Over the course of five years, the Strike grew bigger. Funds are now available from a national pool for local protests. Katarzyna fell into the beginner’s trap and didn’t keep receipts for “strike” purchases. But even activists who use the current Strike refund system bear additional, hidden costs that go unaccounted for: “Not many people talk about it, but day-to-day activities carry considerable costs. Although we can settle transport and equipment, I travel to support local activists.  I often don’t have time to make sandwiches so I buy them on the go. Ready-made food is much more expensive.”

On 22 October 2020, the Polish court pushed through a judgement rejecting abortion on the grounds of foetal abnormality.

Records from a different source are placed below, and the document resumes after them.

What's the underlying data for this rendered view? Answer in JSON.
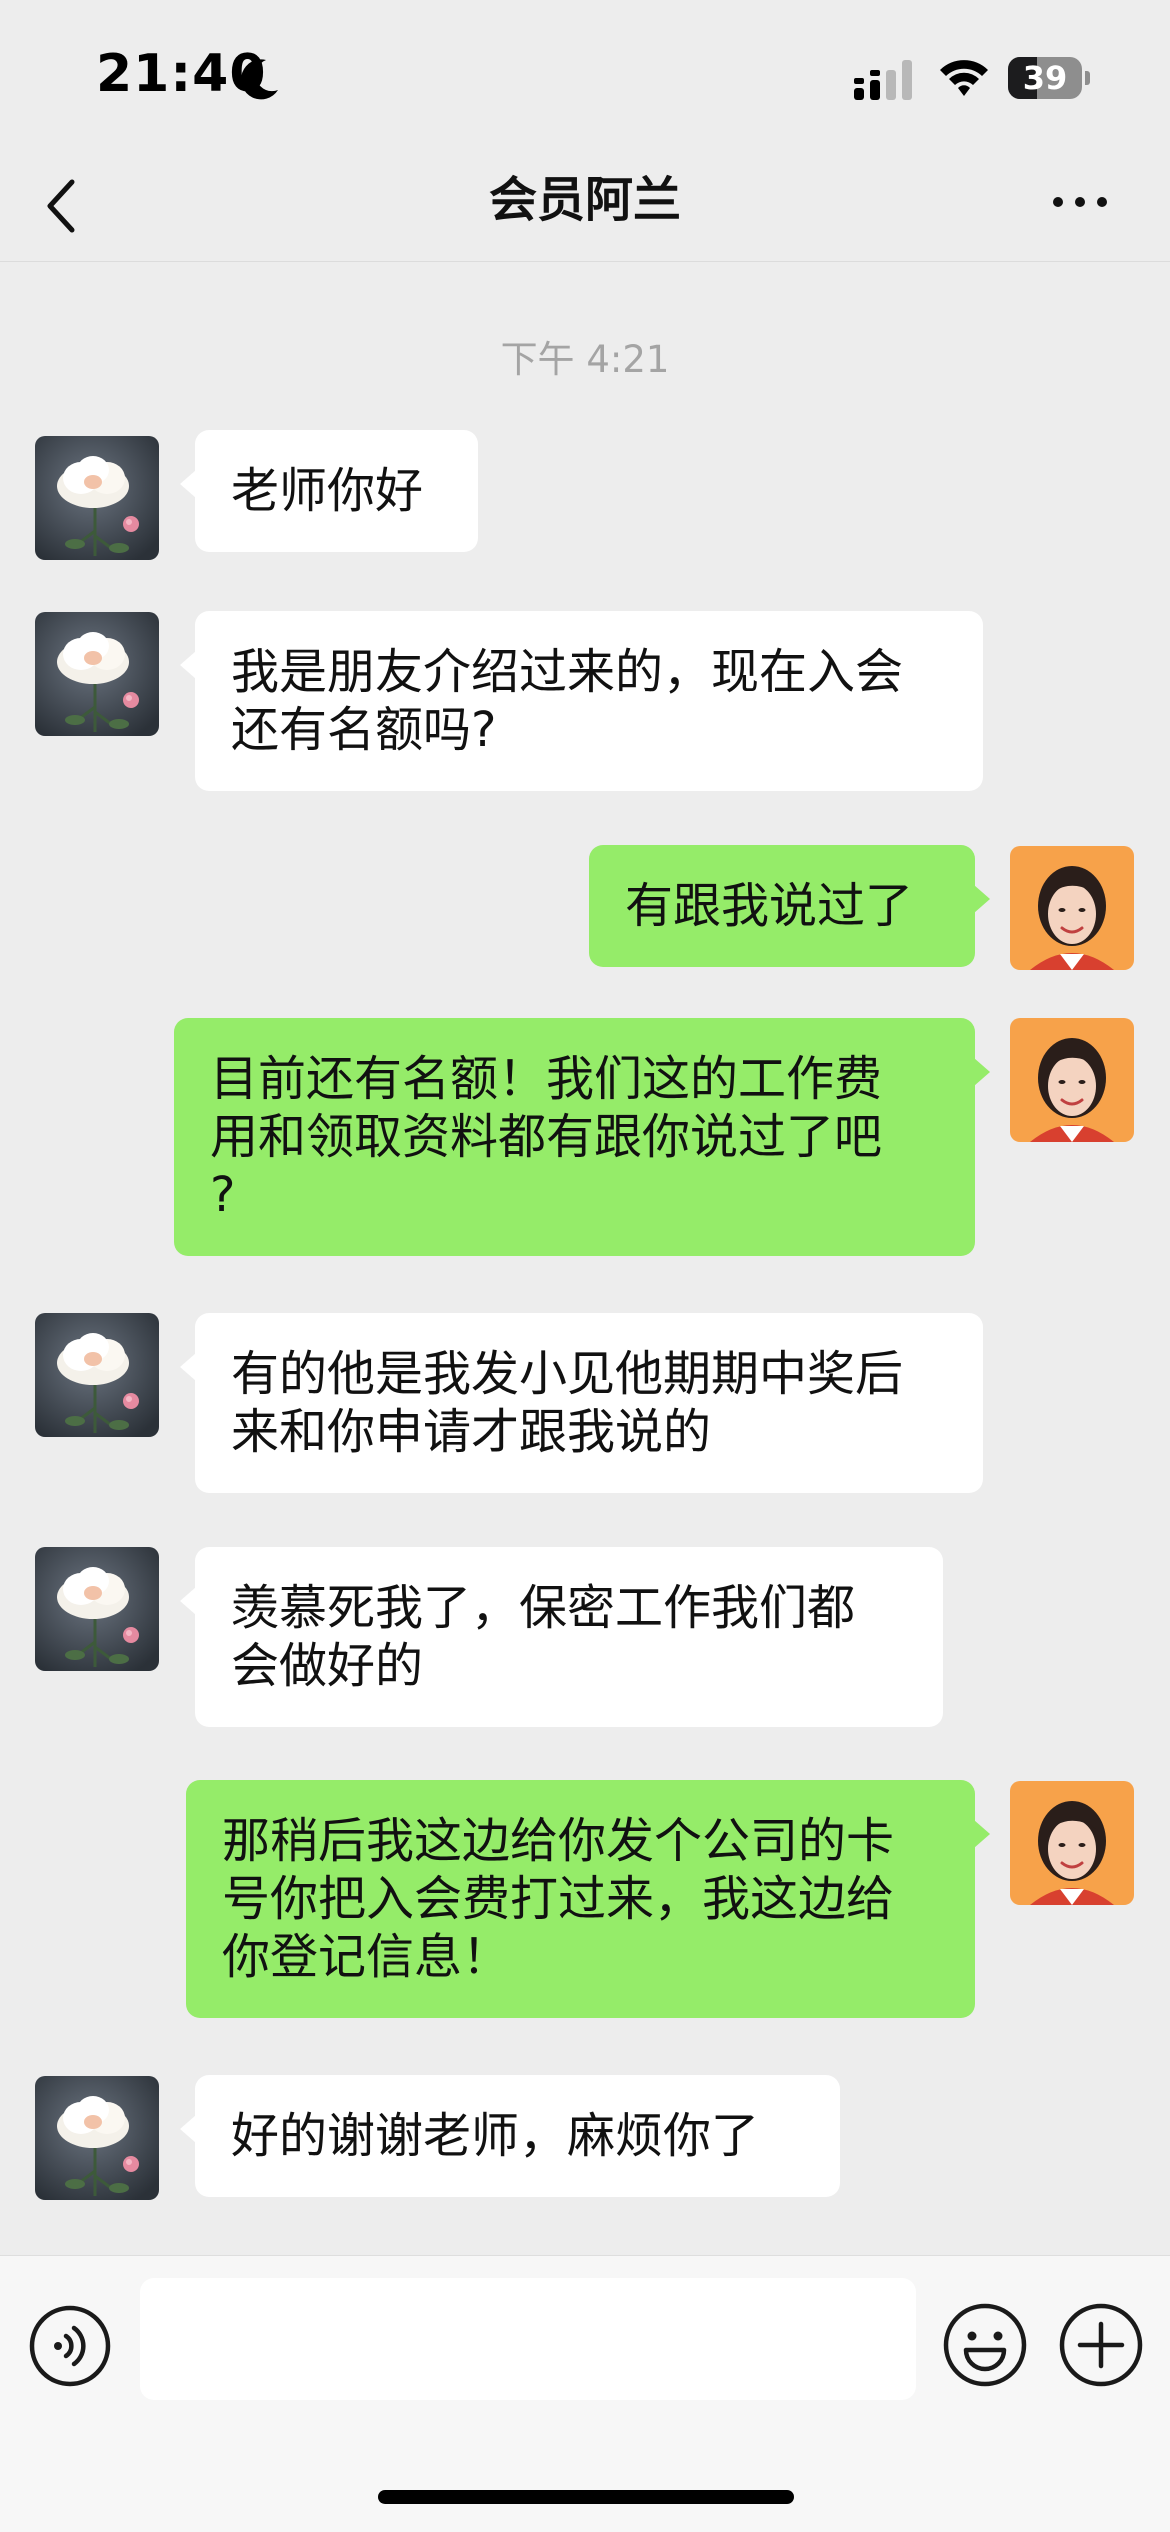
{
  "status_bar": {
    "time": "21:40",
    "battery_level": "39",
    "moon_icon": "moon-icon",
    "signal_icon": "cellular-signal-icon",
    "wifi_icon": "wifi-icon"
  },
  "nav": {
    "title": "会员阿兰",
    "back_icon": "chevron-left-icon",
    "more_icon": "more-dots-icon"
  },
  "chat": {
    "timestamp": "下午 4:21",
    "messages": [
      {
        "side": "in",
        "text": "老师你好",
        "avatar": "peony-flower-avatar"
      },
      {
        "side": "in",
        "text": "我是朋友介绍过来的，现在入会\n还有名额吗?",
        "avatar": "peony-flower-avatar"
      },
      {
        "side": "out",
        "text": "有跟我说过了",
        "avatar": "woman-portrait-avatar"
      },
      {
        "side": "out",
        "text": "目前还有名额！我们这的工作费\n用和领取资料都有跟你说过了吧\n?",
        "avatar": "woman-portrait-avatar"
      },
      {
        "side": "in",
        "text": "有的他是我发小见他期期中奖后\n来和你申请才跟我说的",
        "avatar": "peony-flower-avatar"
      },
      {
        "side": "in",
        "text": "羡慕死我了，保密工作我们都\n会做好的",
        "avatar": "peony-flower-avatar"
      },
      {
        "side": "out",
        "text": "那稍后我这边给你发个公司的卡\n号你把入会费打过来，我这边给\n你登记信息！",
        "avatar": "woman-portrait-avatar"
      },
      {
        "side": "in",
        "text": "好的谢谢老师，麻烦你了",
        "avatar": "peony-flower-avatar"
      }
    ]
  },
  "input_bar": {
    "text_value": "",
    "voice_icon": "voice-input-icon",
    "emoji_icon": "emoji-icon",
    "plus_icon": "plus-circle-icon"
  },
  "colors": {
    "background": "#ededed",
    "incoming_bubble": "#ffffff",
    "outgoing_bubble": "#95ec69",
    "timestamp": "#a4a4a4"
  }
}
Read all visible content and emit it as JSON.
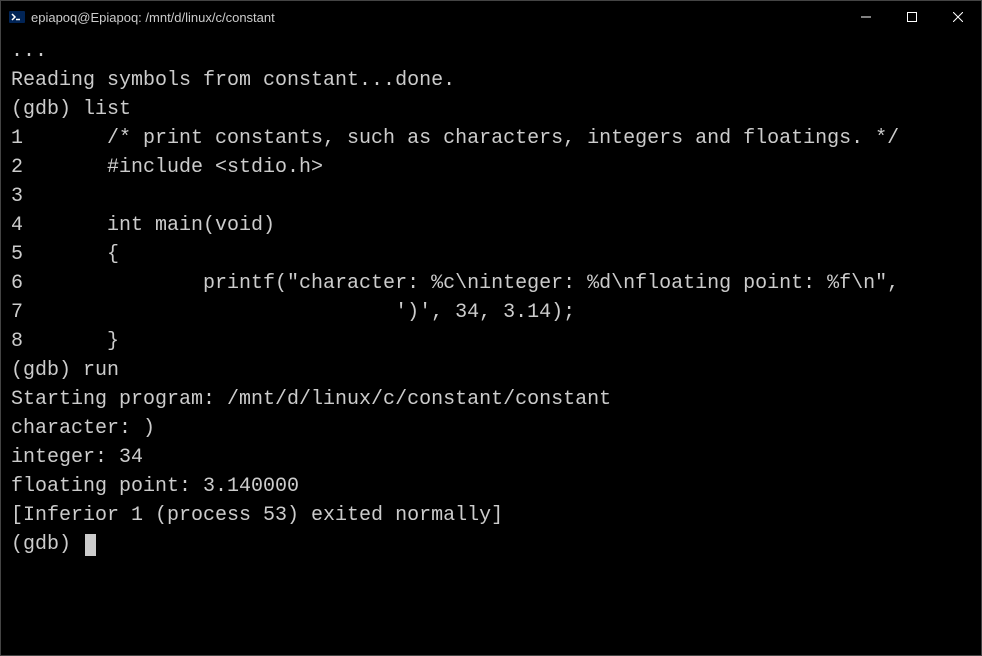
{
  "window": {
    "title": "epiapoq@Epiapoq: /mnt/d/linux/c/constant"
  },
  "terminal": {
    "lines": [
      "...",
      "Reading symbols from constant...done.",
      "(gdb) list",
      "1       /* print constants, such as characters, integers and floatings. */",
      "2       #include <stdio.h>",
      "3",
      "4       int main(void)",
      "5       {",
      "6               printf(\"character: %c\\ninteger: %d\\nfloating point: %f\\n\",",
      "7                               ')', 34, 3.14);",
      "8       }",
      "(gdb) run",
      "Starting program: /mnt/d/linux/c/constant/constant",
      "character: )",
      "integer: 34",
      "floating point: 3.140000",
      "[Inferior 1 (process 53) exited normally]",
      "(gdb) "
    ]
  }
}
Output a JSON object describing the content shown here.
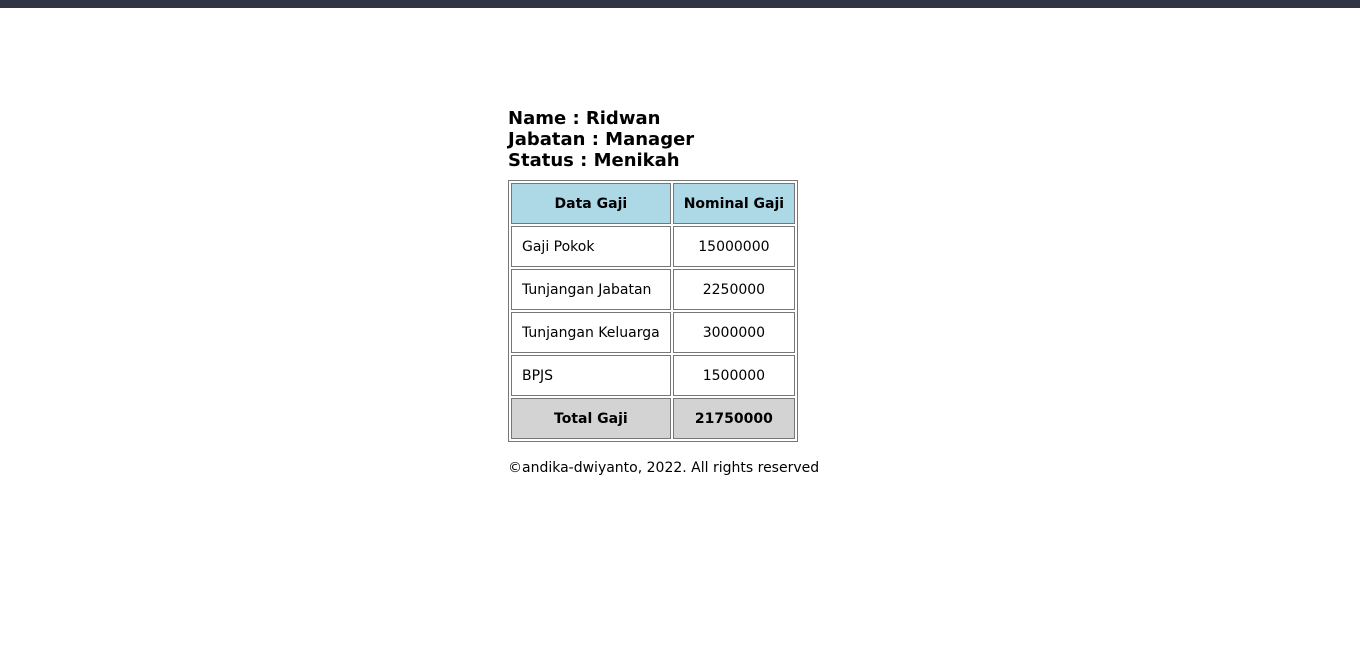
{
  "colors": {
    "topbar": "#2f3542",
    "header_bg": "#add8e6",
    "total_bg": "#d3d3d3"
  },
  "employee": {
    "name_line": "Name : Ridwan",
    "position_line": "Jabatan : Manager",
    "status_line": "Status : Menikah"
  },
  "table": {
    "headers": [
      "Data Gaji",
      "Nominal Gaji"
    ],
    "rows": [
      {
        "label": "Gaji Pokok",
        "value": "15000000"
      },
      {
        "label": "Tunjangan Jabatan",
        "value": "2250000"
      },
      {
        "label": "Tunjangan Keluarga",
        "value": "3000000"
      },
      {
        "label": "BPJS",
        "value": "1500000"
      }
    ],
    "total": {
      "label": "Total Gaji",
      "value": "21750000"
    }
  },
  "footer": {
    "text": "©andika-dwiyanto, 2022. All rights reserved"
  }
}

“From then until mid-December, I didn’t cook a single meal. I simply did not have time. I was home very late in the evenings and would finish up online at night, and get up for work around 6 am. It was exhausting – physically, mentally, but also financially. One time, a friend of mine living in Germany even ordered me food. In other cases, I bought what I could, where I could, on the fly. I live alone with no support. No one will buy, cook or clean me for me. I pay for everything myself so there are times when it is really hard,” she says.

Katarzyna is clinging to her current job, even though she earns very little. “Obviously I would like to earn more but I’m worried I won’t find another employer so accepting of what I do.”

Bearing in mind the problems other female activists have with finding or keeping a job, she may not be able to find another job at all.

"In The Name Of F***ing Rules"

This is Katarzyna’s classic answer to the question of why she continues within the Strike movement: “My moral code forces me to act. If I see something wrong – act. Whether it is about changing the law or collecting garbage in the forest. I am not shouting for someone else to do it. I try to help, arrange it, embrace it, support it.”

The activist admits that while helping others, she forgets about her own needs: “It takes energy to help others but if I had to do it all again, I would. I am acting in harmony with myself and despite the adversity, I am happy. My life is fuller and I have purpose. What I do is important for so many. They are not alone.

When I see thousands in the streets, and even the smaller rallies, fighting for their rights, I feel I contributed to that. History is taking place. What is happening now will have an impact on future generations, on the law, on our country. And to take part in it is beautiful."

Stories by Dominika Kasprowicz. English version edited by Dearbhla Crosse.
Photography by Mateusz Torbus.